Although support for LGBTQ rights is growing in America, the backlash among those who oppose it is growing at an alarming rate. After same sex marriage was made legal last summer, a flood of anti-LGBTQ bills were introduced into state legislatures, in attempts to make it legal for people to use their religion as an excuse for discrimination.
While some Christians are worried about serving LGBTQ people at their businesses or sharing bathrooms with transgender people, the LGBTQ community is worried about their safety. They worry that they or their loved ones will become the next hate crime victim, that the next candlelight vigil will be decorated with their photos, that the next shooting will happen in their own bar. It could happen to anyone, because despite the progress made in LGBTQ rights, we still are surrounded by people who claim that their freedom of religion gives them freedom to discriminate, that their hatred trumps others’ rights to live their lives in peace.

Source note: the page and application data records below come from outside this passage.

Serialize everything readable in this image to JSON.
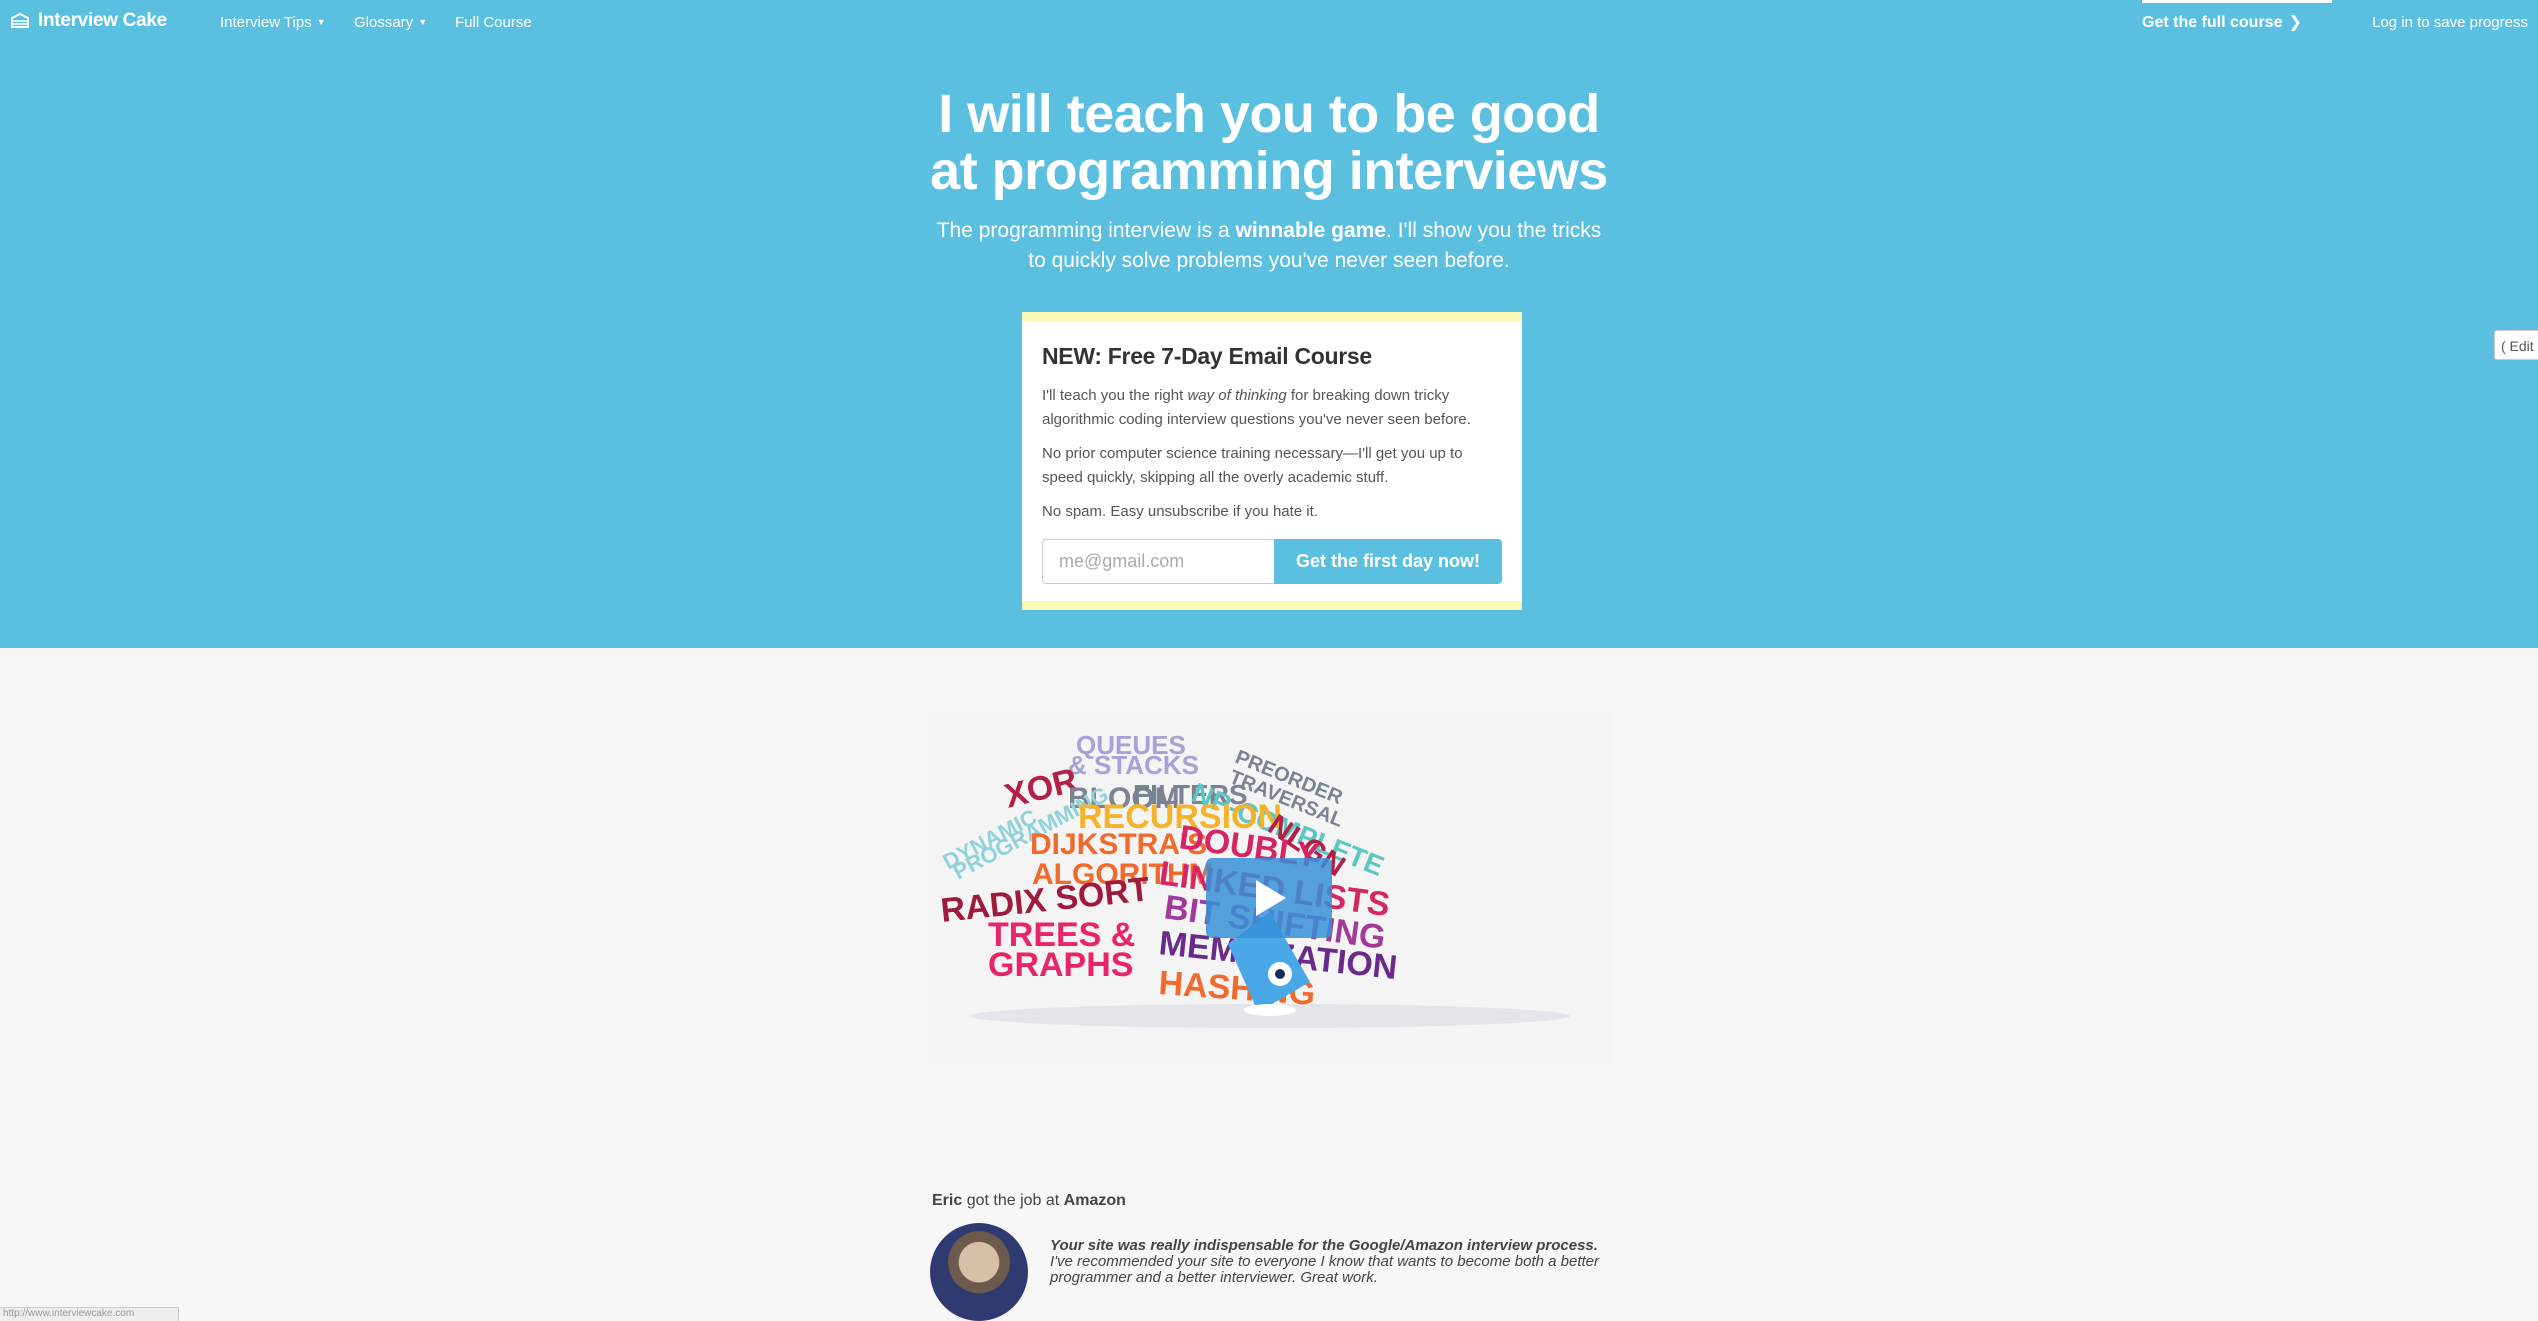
{
  "nav": {
    "brand": "Interview Cake",
    "items": [
      {
        "label": "Interview Tips",
        "has_caret": true
      },
      {
        "label": "Glossary",
        "has_caret": true
      },
      {
        "label": "Full Course",
        "has_caret": false
      }
    ],
    "cta": "Get the full course",
    "login": "Log in to save progress"
  },
  "hero": {
    "title_line1": "I will teach you to be good",
    "title_line2": "at programming interviews",
    "sub_pre": "The programming interview is a ",
    "sub_bold": "winnable game",
    "sub_post": ". I'll show you the tricks",
    "sub_line2": "to quickly solve problems you've never seen before."
  },
  "signup": {
    "heading": "NEW: Free 7-Day Email Course",
    "p1_pre": "I'll teach you the right ",
    "p1_em": "way of thinking",
    "p1_post": " for breaking down tricky algorithmic coding interview questions you've never seen before.",
    "p2": "No prior computer science training necessary—I'll get you up to speed quickly, skipping all the overly academic stuff.",
    "p3": "No spam. Easy unsubscribe if you hate it.",
    "email_placeholder": "me@gmail.com",
    "button": "Get the first day now!"
  },
  "edit_tab": "( Edit",
  "video": {
    "words": [
      {
        "text": "QUEUES",
        "color": "#a9a0d8"
      },
      {
        "text": "& STACKS",
        "color": "#a9a0d8"
      },
      {
        "text": "PREORDER",
        "color": "#7a8294"
      },
      {
        "text": "TRAVERSAL",
        "color": "#7a8294"
      },
      {
        "text": "XOR",
        "color": "#b31f46"
      },
      {
        "text": "BLOOM",
        "color": "#7a8294"
      },
      {
        "text": "FILTERS",
        "color": "#7a8294"
      },
      {
        "text": "NP-COMPLETE",
        "color": "#5cc6c0"
      },
      {
        "text": "DYNAMIC",
        "color": "#8fd3d8"
      },
      {
        "text": "PROGRAMMING",
        "color": "#8fd3d8"
      },
      {
        "text": "RECURSION",
        "color": "#f5b32b"
      },
      {
        "text": "NLGN",
        "color": "#b31f46"
      },
      {
        "text": "DIJKSTRA'S",
        "color": "#f06a2d"
      },
      {
        "text": "ALGORITHM",
        "color": "#f06a2d"
      },
      {
        "text": "DOUBLY",
        "color": "#d62564"
      },
      {
        "text": "LINKED LISTS",
        "color": "#d62564"
      },
      {
        "text": "RADIX SORT",
        "color": "#9e1b3d"
      },
      {
        "text": "BIT SHIFTING",
        "color": "#a23a9a"
      },
      {
        "text": "TREES &",
        "color": "#e8246a"
      },
      {
        "text": "GRAPHS",
        "color": "#e8246a"
      },
      {
        "text": "MEMOIZATION",
        "color": "#6a2a8a"
      },
      {
        "text": "HASHING",
        "color": "#f06a2d"
      }
    ]
  },
  "testimonial": {
    "name": "Eric",
    "got_job": " got the job at ",
    "company": "Amazon",
    "quote_bold": "Your site was really indispensable for the Google/Amazon interview process.",
    "quote_rest": " I've recommended your site to everyone I know that wants to become both a better programmer and a better interviewer. Great work."
  },
  "status_url": "http://www.interviewcake.com"
}
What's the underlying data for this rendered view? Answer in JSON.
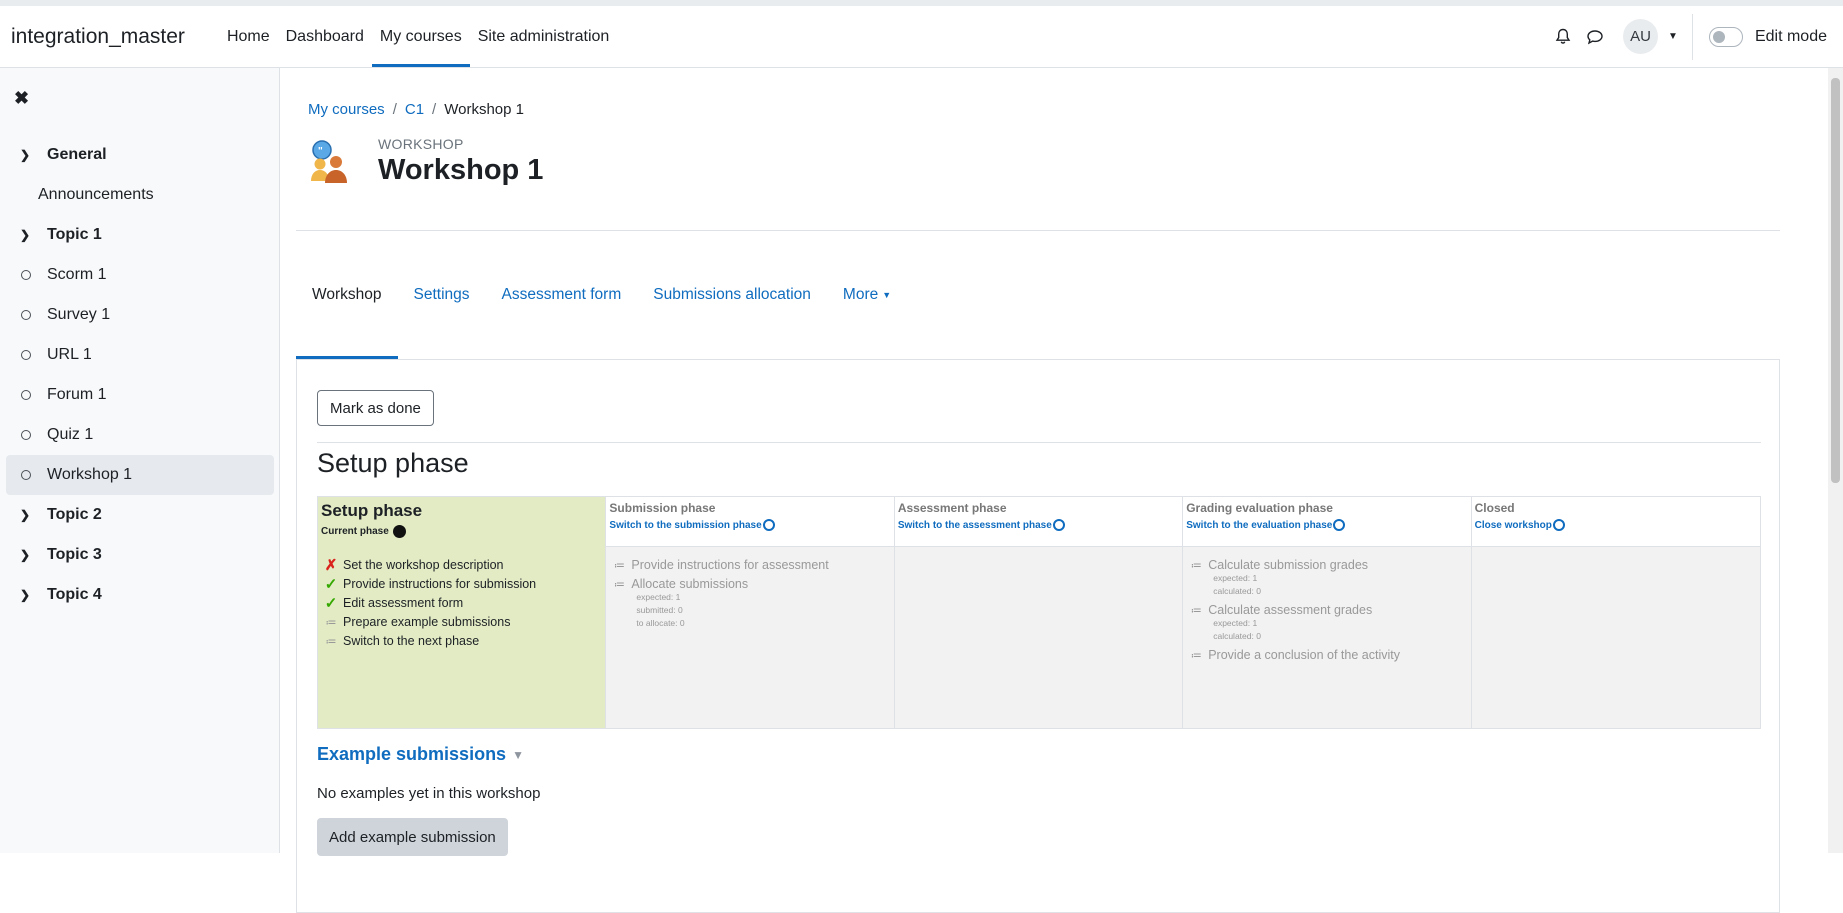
{
  "navbar": {
    "brand": "integration_master",
    "items": [
      {
        "label": "Home"
      },
      {
        "label": "Dashboard"
      },
      {
        "label": "My courses"
      },
      {
        "label": "Site administration"
      }
    ],
    "active_item": "My courses",
    "avatar_initials": "AU",
    "edit_mode_label": "Edit mode",
    "edit_mode_on": false
  },
  "sidebar": {
    "close_icon": "close-icon",
    "sections": [
      {
        "label": "General"
      },
      {
        "label": "Announcements"
      },
      {
        "label": "Topic 1"
      },
      {
        "label": "Scorm 1"
      },
      {
        "label": "Survey 1"
      },
      {
        "label": "URL 1"
      },
      {
        "label": "Forum 1"
      },
      {
        "label": "Quiz 1"
      },
      {
        "label": "Workshop 1"
      },
      {
        "label": "Topic 2"
      },
      {
        "label": "Topic 3"
      },
      {
        "label": "Topic 4"
      }
    ],
    "current": "Workshop 1"
  },
  "breadcrumb": {
    "items": [
      "My courses",
      "C1",
      "Workshop 1"
    ]
  },
  "header": {
    "module_type": "WORKSHOP",
    "title": "Workshop 1"
  },
  "tabs": {
    "items": [
      "Workshop",
      "Settings",
      "Assessment form",
      "Submissions allocation",
      "More"
    ],
    "active": "Workshop"
  },
  "content": {
    "mark_done_label": "Mark as done",
    "phase_heading": "Setup phase",
    "phases": [
      {
        "title": "Setup phase",
        "current_label": "Current phase",
        "tasks": [
          {
            "label": "Set the workshop description",
            "status": "fail"
          },
          {
            "label": "Provide instructions for submission",
            "status": "done"
          },
          {
            "label": "Edit assessment form",
            "status": "done"
          },
          {
            "label": "Prepare example submissions",
            "status": "todo"
          },
          {
            "label": "Switch to the next phase",
            "status": "todo"
          }
        ]
      },
      {
        "title": "Submission phase",
        "action": "Switch to the submission phase",
        "tasks": [
          {
            "label": "Provide instructions for assessment",
            "status": "todo"
          },
          {
            "label": "Allocate submissions",
            "status": "todo",
            "details": [
              "expected: 1",
              "submitted: 0",
              "to allocate: 0"
            ]
          }
        ]
      },
      {
        "title": "Assessment phase",
        "action": "Switch to the assessment phase",
        "tasks": []
      },
      {
        "title": "Grading evaluation phase",
        "action": "Switch to the evaluation phase",
        "tasks": [
          {
            "label": "Calculate submission grades",
            "status": "todo",
            "details": [
              "expected: 1",
              "calculated: 0"
            ]
          },
          {
            "label": "Calculate assessment grades",
            "status": "todo",
            "details": [
              "expected: 1",
              "calculated: 0"
            ]
          },
          {
            "label": "Provide a conclusion of the activity",
            "status": "todo"
          }
        ]
      },
      {
        "title": "Closed",
        "action": "Close workshop",
        "tasks": []
      }
    ],
    "examples_heading": "Example submissions",
    "no_examples": "No examples yet in this workshop",
    "add_example_label": "Add example submission"
  }
}
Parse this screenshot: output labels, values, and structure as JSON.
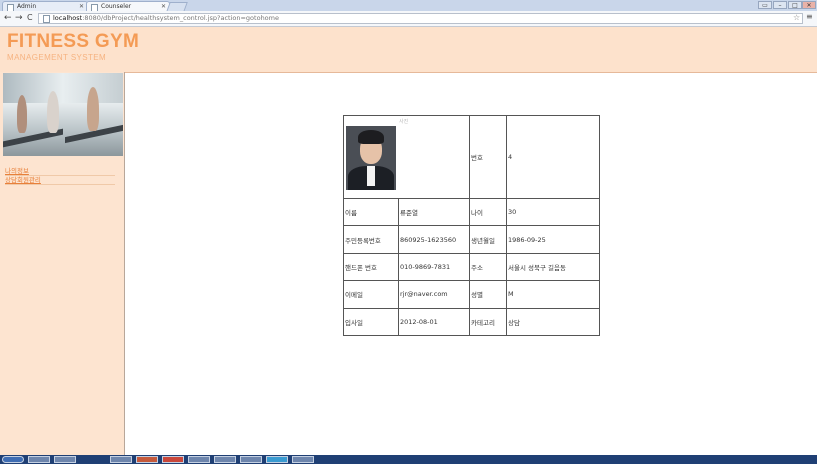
{
  "browser": {
    "tabs": [
      {
        "label": "Admin",
        "active": false
      },
      {
        "label": "Counseler",
        "active": true
      }
    ],
    "url_host": "localhost",
    "url_rest": ":8080/dbProject/healthsystem_control.jsp?action=gotohome"
  },
  "header": {
    "title": "FITNESS GYM",
    "subtitle": "MANAGEMENT SYSTEM"
  },
  "sidebar": {
    "links": [
      "나의정보",
      "상담회원관리"
    ]
  },
  "profile": {
    "photo_caption": "사진",
    "rows": [
      {
        "l1": "",
        "v1": "",
        "l2": "번호",
        "v2": "4"
      },
      {
        "l1": "이름",
        "v1": "류준열",
        "l2": "나이",
        "v2": "30"
      },
      {
        "l1": "주민등록번호",
        "v1": "860925-1623560",
        "l2": "생년월일",
        "v2": "1986-09-25"
      },
      {
        "l1": "핸드폰 번호",
        "v1": "010-9869-7831",
        "l2": "주소",
        "v2": "서울시 성북구 길음동"
      },
      {
        "l1": "이메일",
        "v1": "rjr@naver.com",
        "l2": "성별",
        "v2": "M"
      },
      {
        "l1": "입사일",
        "v1": "2012-08-01",
        "l2": "카테고리",
        "v2": "상담"
      }
    ]
  },
  "colors": {
    "accent": "#f49b55",
    "header_bg": "#fde2cc",
    "sidebar_bg": "#fde4d0",
    "link": "#e8803a"
  }
}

Conservatives are trying to label this as Islamist terrorism, despite doubt about the shooter’s connection to ISIS because that way they don’t have to admit that this kind of hate crime is brought on by a culture that condemns and dehumanizes a minority population. This kind of hate crime is brought on by a culture that they created. The shooter was not Christian, but he was surrounded by a culture that would not even stand up when his bigotry was only expressed in words and say this is wrong. He was surrounded by a culture full of people who, though they themselves might not take an assault rifle into a gay nightclub to shoot more than 100 people, still sit in churches that regularly condemn the LGBTQ community.
And as I read the headlines, as I see the pictures of the victims, I realize that while I grieve the lives lost in senseless violence, right now, more than anything, I am angry.
I am angry because 49 people lost their lives in a place that they considered a safe haven from the hate and bigotry.
I am angry because those who endorse anti-LGBTQ legislation are tweeting that their thoughts and prayers are with the victims and families.
I am angry because a homophobic hate crime is being used to attack Muslims.
I am angry because so many people still view and treat the LGBTQ community as second class citizens at best, and sub-human at worst.
I am angry because of the people who tell me that there are more urgent problems to be addressed or that we should agree to disagree with those who condemn homosexuality.
I am angry because of the number of times I have had to explain that the Bible doesn’t condemn homosexuality, or remind Christians that the second greatest commandment (the first being love God) is to love our neighbor as ourselves.
I am angry because of the number of times I have not said anything in the face of blatant homophobia, because I was afraid.
I am angry because someone who taught and demonstrated radical love and acceptance is used to promote hate and discrimination.
I am angry because this is 2016, and we should know better by now.
And I am not ashamed of that anger. When 49 people are murdered in a hate crime, we should be angry. That anger is the result of love and compassion for people who are the victims of injustice. But we need to use that anger in the right way. Rather than letting it fade away until the next act of violence comes, or letting it drive us to hatred and revenge, we need to use it to bring about change. When enough people see injustice and violence, when enough people get angry and say this is wrong, that is where change begins. The LGBTQ community has won many significant battles in recent years, but this shooting shows us that we still have a long way to go.
After the Charleston shooting, Obama said that our thoughts and prayers are not enough. There is a time for mourning. We mourn for the lives lost, we offer our prayers for the victims and families. But when the time of mourning is over, we act. We must stand up and say we will not tolerate bigotry and discrimination at a personal, corporate, state, or federal level. We must say no more.
This is not the fight of the LGBTQ community. This is the fight of every single person who believes that every human being has worth, that every human being has rights. We mourn and pray now, but when the time of mourning is over, Allies, stand with the LGBTQ community, and say no more.